When it was unveiled at the Frankfurt Motor Show in 1975, the Gran Turismo Injected, or GTI, version of the Volkswagen Golf drew immediate attention from sports driving enthusiasts and an automotive press still singing the praises of the standard model released a year prior. The first generation Golf led the German automaker into a new era, and the beautiful upright design (penned by none other than styling maestro Giorgetto Giugiaro) was a marked change from the rear-engined, ovoid shell of the Beetle that the car was intended to replace.
It wasn’t first on the list of the hot hatch movement that began earlier in the decade, but ask a group of people today which car defined the segment and there’s a good chance GTI comes up quickly in that conversation.
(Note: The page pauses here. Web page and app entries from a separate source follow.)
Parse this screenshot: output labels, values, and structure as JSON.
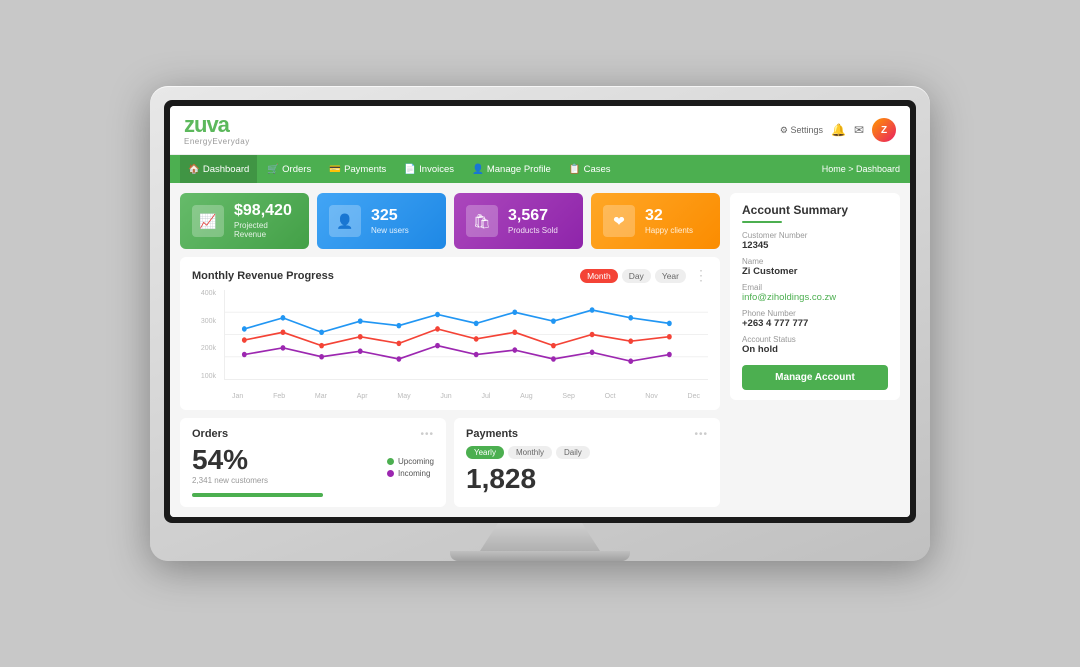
{
  "app": {
    "logo": "zuva",
    "logo_sub": "EnergyEveryday",
    "settings_label": "Settings",
    "breadcrumb": "Home > Dashboard"
  },
  "nav": {
    "items": [
      {
        "icon": "🏠",
        "label": "Dashboard",
        "active": true
      },
      {
        "icon": "🛒",
        "label": "Orders"
      },
      {
        "icon": "💳",
        "label": "Payments"
      },
      {
        "icon": "📄",
        "label": "Invoices"
      },
      {
        "icon": "👤",
        "label": "Manage Profile"
      },
      {
        "icon": "📋",
        "label": "Cases"
      }
    ]
  },
  "stats": [
    {
      "id": "revenue",
      "color": "green",
      "icon": "📈",
      "value": "$98,420",
      "label": "Projected Revenue"
    },
    {
      "id": "users",
      "color": "blue",
      "icon": "👤",
      "value": "325",
      "label": "New users"
    },
    {
      "id": "products",
      "color": "purple",
      "icon": "🛍",
      "value": "3,567",
      "label": "Products Sold"
    },
    {
      "id": "clients",
      "color": "orange",
      "icon": "❤",
      "value": "32",
      "label": "Happy clients"
    }
  ],
  "chart": {
    "title": "Monthly Revenue Progress",
    "y_labels": [
      "400k",
      "300k",
      "200k",
      "100k"
    ],
    "x_labels": [
      "Jan",
      "Feb",
      "Mar",
      "Apr",
      "May",
      "Jun",
      "Jul",
      "Aug",
      "Sep",
      "Oct",
      "Nov",
      "Dec"
    ],
    "period_buttons": [
      "Month",
      "Day",
      "Year"
    ],
    "active_period": "Month"
  },
  "orders_card": {
    "title": "Orders",
    "percent": "54%",
    "sub_label": "2,341 new customers",
    "legend": [
      {
        "color": "#4caf50",
        "label": "Upcoming"
      },
      {
        "color": "#9c27b0",
        "label": "Incoming"
      }
    ]
  },
  "payments_card": {
    "title": "Payments",
    "tabs": [
      "Yearly",
      "Monthly",
      "Daily"
    ],
    "active_tab": "Yearly",
    "value": "1,828"
  },
  "account_summary": {
    "title": "Account Summary",
    "fields": [
      {
        "label": "Customer Number",
        "value": "12345",
        "type": "normal"
      },
      {
        "label": "Name",
        "value": "Zi Customer",
        "type": "normal"
      },
      {
        "label": "Email",
        "value": "info@ziholdings.co.zw",
        "type": "email"
      },
      {
        "label": "Phone Number",
        "value": "+263 4 777 777",
        "type": "normal"
      },
      {
        "label": "Account Status",
        "value": "On hold",
        "type": "normal"
      }
    ],
    "manage_button": "Manage Account"
  }
}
It changed the brand’s image without abandoning the democracy of the People’s Car. It was sprightly and fun to drive, but plenty of mothers still picked out GTIs from local VW showrooms because they looked practical and cute, a car that would become a reliable member of the family, unlike the impractical sports cars of its day, many of which the GTI could outperform with a trunk full of groceries.
The first GTIs were good for roughly 110hp, and though that’s not a large figure in an absolute sense remember that the cars weighed a scant 1,785lbs, which is a power-to-weight ratio that’s not far off from the Lotus Elise that came two decades later. There’s a reason for the GTI’s clout today, and I recently had the chance to have some time with a beautiful unmodified example owned by Volkswagen and typically kept in their museum.
The now-iconic thin red rectangle that surrounds the grille and the car’s twin circular headlamps pops even more than usual, contrasted as it is against the crisp white paint and complementing black trim pieces.
Another design element that’s since become synonymous with hot VWs is the red tartan pattern for the fabric of the seats, along with a few more pieces found in the cockpit like the golf ball-style dimpled shift knob. It’s not so often that the interior rivals the exterior in terms of impactful design, but the GTI is one of the best examples of the exception. These elements were created by former VW designer Gunhild Liljequist, who started work at the company back in 1964 in the fabrics department and went on to influence much of the company’s best designs and special editions during that time and until she retired in the early 1990s.
Where did the GTI itself come from though? The base-model Golf was never supposed to be a fast hatchback, indeed It was always aimed at being a small, fuel-efficient compact car, just the kind of thing people would be looking for in the aftermath of the 1973 oil crisis. As we know though, many of history’s most beloved sports cars and divisions were created in the off-hours by passionate workers who saw more potential, and in this case it was VW engineer Alfons Löwenberg and the recently appointed PR head Anton Konrad who saw such potential in the Golf, and so they gathered together a small group of like-minded colleagues at Wolfsburg to begin work on what they would call the “Sport Golf” at the time.
Available only as a three-door at first, the Golf GTI went on sale in Germany in June of 1976. A handful of special-order left-hand drive cars started to come to the UK in the following year, but it wasn’t until July of 1979 that the first right-hand drive GTIs arrived here. Combining performance, convenience and affordability, they were an instant hit, as we know has been proven time and time again with each successive entry into the line. By the end of the 1979, more than 1,500 GTIs had been sold, and as the hot Golf’s popularity continued to grow, a host of imitators soon followed from rivals such as Ford, Peugeot, Renault, and Vauxhall. But the VW would remain the benchmark against which all hot hatches would be measured for years to come. As the car that didn’t really invent the genre but put it on the main stage, that seems only right.